Here in the Phoenix area, properties that were *waaaaayyyy out in the country* just a generation or so ago, often have become quite valuable. What was once a place for horses to graze becomes an area worth subdividing for luxury homes. Progress marches on. I understand, and things can't remain the way that they were forever, but as someone who likes trees, well, it just kind'a makes me sad.
I visited a place like that yesterday, tucked away in a very desirable location in Phoenix. And, thanks to some friends of mine, who did all of the work, I rescued a sago palm. Well, as of this morning it's safely here in Glendale.
I can't really recommend doing this, in spite of that fact that I'm making the attempt. Although I've transplanted different cycads before (a sago palm is technically a cycad), I've never seen anything like this one. It's huge! but I have high hopes, and am gonna give it my best try.
This plant, which is about six feet tall, is very heavy. I haven't weighed it, but it took three strong men to get it into the back of the pickup, and unload it here. Right now it's in the courtyard, where I trimmed off the pups (with an axe!) and did some general cleanup of the trunk. Yes, I wore gloves, and yes, I bled. Those things are beautiful, and sharp!
|Sago palm in the courtyard, during the process of removing the pups.|
I have the hole dug for its new home, and the next step will be to get it from the courtyard, along the side of the house, and into the garden. It's only about fifty feet, but this will be the most difficult part of the whole operation. I have no heavy equipment, nor do I have the room to use it, nor the budget for it, so I'm hoping that a friend of mine, who used to work as a UPS driver, will be able to figure out a way to use some type of magical leverage to get it to move.
|Sago palm in my courtyard when it first arrived. For scale, my dog's legs are over two inches long!|

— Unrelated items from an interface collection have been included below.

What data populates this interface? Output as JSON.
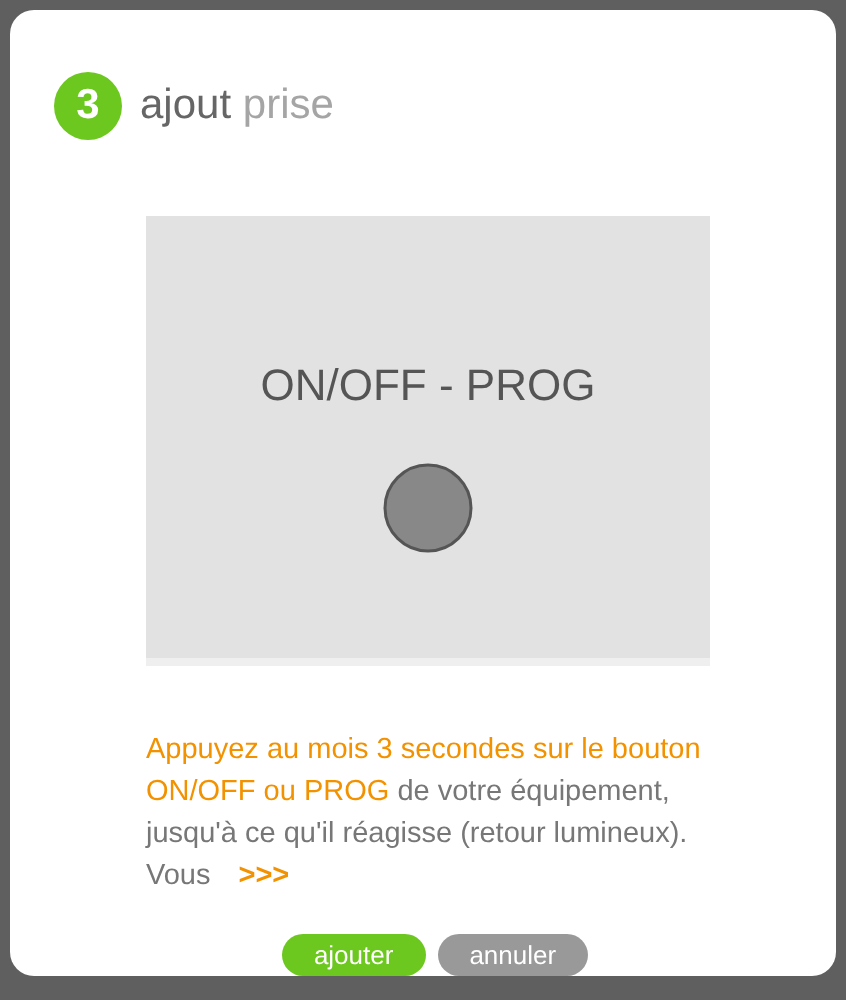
{
  "step": {
    "number": "3",
    "title": "ajout",
    "subtitle": "prise"
  },
  "device_image": {
    "label": "ON/OFF - PROG"
  },
  "instruction": {
    "highlight": "Appuyez au mois 3 secondes sur le bouton ON/OFF ou PROG",
    "text": " de votre équipement, jusqu'à ce qu'il réagisse (retour lumineux). Vous"
  },
  "more_link": ">>>",
  "buttons": [
    {
      "label": "ajouter",
      "kind": "primary"
    },
    {
      "label": "annuler",
      "kind": "secondary"
    }
  ]
}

When people tell me about the size of a cycad, it always seems to be like a fish story. That is, people tend to exaggerate. Mostly they they seen looking like a large fern, growing on what is commonly called the *pineapple*. Take a look at some sago palms at Home Depot, even the big ones, and you'll see what I mean. When the plant is large enough to have a real trunk, it's pretty darn big, and starts to look less like a fern and more like a miniature palm tree. The one that is waiting to be planted this morning, sitting in my courtyard, has 77 inches of trunk. Now that's a big miniature (like Jumbo Shrimp?)!
|Sago palm trimmed and ready to be planted. Fungicide and root hormone have been applied.|
As much of the roots on this plant were saved as possible, but its taproot, which must have been gigantic, is gone, so it will need to regenerate more roots before it starts to send out more fronds. It may have a year or two. And when it does, it will be spectacular! I hope that it likes its new home!